-- Opening Marker --
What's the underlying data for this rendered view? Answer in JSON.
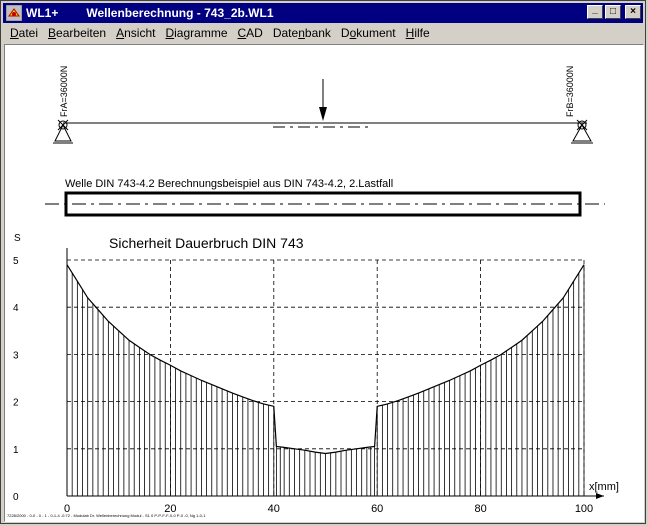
{
  "window": {
    "app_name": "WL1+",
    "title": "Wellenberechnung  -  743_2b.WL1",
    "buttons": [
      "_",
      "□",
      "×"
    ]
  },
  "menu": [
    {
      "label": "Datei",
      "accel": "D"
    },
    {
      "label": "Bearbeiten",
      "accel": "B"
    },
    {
      "label": "Ansicht",
      "accel": "A"
    },
    {
      "label": "Diagramme",
      "accel": "D"
    },
    {
      "label": "CAD",
      "accel": "C"
    },
    {
      "label": "Datenbank",
      "accel": "n"
    },
    {
      "label": "Dokument",
      "accel": "o"
    },
    {
      "label": "Hilfe",
      "accel": "H"
    }
  ],
  "beam": {
    "support_left_label": "FrA=36000N",
    "support_right_label": "FrB=36000N"
  },
  "shaft": {
    "title": "Welle DIN 743-4.2  Berechnungsbeispiel aus DIN 743-4.2, 2.Lastfall"
  },
  "chart_data": {
    "type": "area",
    "title": "Sicherheit Dauerbruch DIN 743",
    "xlabel": "x[mm]",
    "ylabel": "S",
    "xlim": [
      0,
      100
    ],
    "ylim": [
      0,
      5
    ],
    "xticks": [
      "0",
      "20",
      "40",
      "60",
      "80",
      "100"
    ],
    "yticks": [
      "0",
      "1",
      "2",
      "3",
      "4",
      "5"
    ],
    "grid": true,
    "series": [
      {
        "x": [
          0,
          2,
          4,
          6,
          8,
          10,
          12,
          14,
          16,
          18,
          20,
          22,
          24,
          26,
          28,
          30,
          32,
          34,
          36,
          38,
          40,
          40.5,
          42,
          44,
          46,
          48,
          50,
          52,
          54,
          56,
          58,
          59.5,
          60,
          62,
          64,
          66,
          68,
          70,
          72,
          74,
          76,
          78,
          80,
          82,
          84,
          86,
          88,
          90,
          92,
          94,
          96,
          98,
          100
        ],
        "y": [
          4.9,
          4.55,
          4.2,
          3.95,
          3.7,
          3.5,
          3.3,
          3.15,
          3.0,
          2.88,
          2.77,
          2.65,
          2.55,
          2.45,
          2.36,
          2.27,
          2.18,
          2.1,
          2.02,
          1.95,
          1.9,
          1.05,
          1.03,
          1.0,
          0.97,
          0.93,
          0.9,
          0.93,
          0.97,
          1.0,
          1.03,
          1.05,
          1.9,
          1.95,
          2.02,
          2.1,
          2.18,
          2.27,
          2.36,
          2.45,
          2.55,
          2.65,
          2.77,
          2.88,
          3.0,
          3.15,
          3.3,
          3.5,
          3.7,
          3.95,
          4.2,
          4.55,
          4.9
        ]
      }
    ]
  },
  "footer": {
    "small_text": "7228/2000 - 0-0 - 0 - 1 - 0-1-4 -0:72 - Modulab Dr. Wellenberechnung Modul - S1 0 P-P-F-F-0-0 P-0 -0, Ng 1-0-1"
  }
}
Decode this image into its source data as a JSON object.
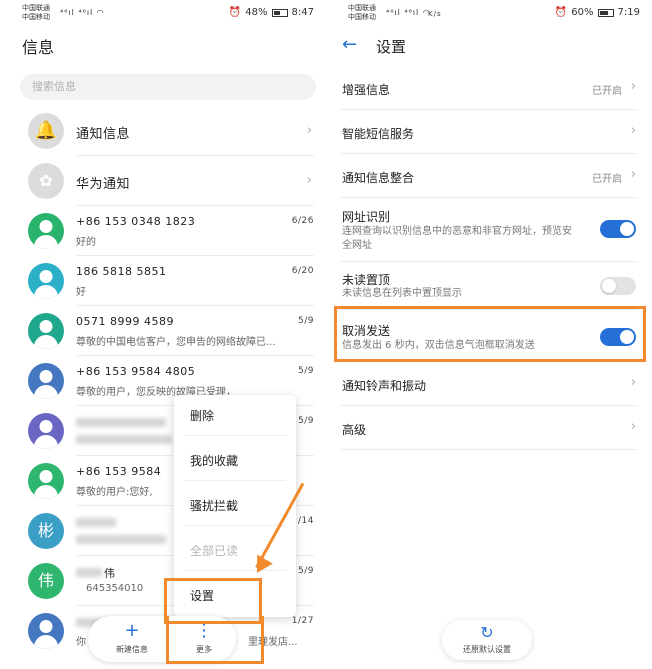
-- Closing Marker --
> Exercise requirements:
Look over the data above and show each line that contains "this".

> Solved exercise:
What's the underlying data for this rendered view? Answer in JSON.
Decode this image into its source data as a JSON object.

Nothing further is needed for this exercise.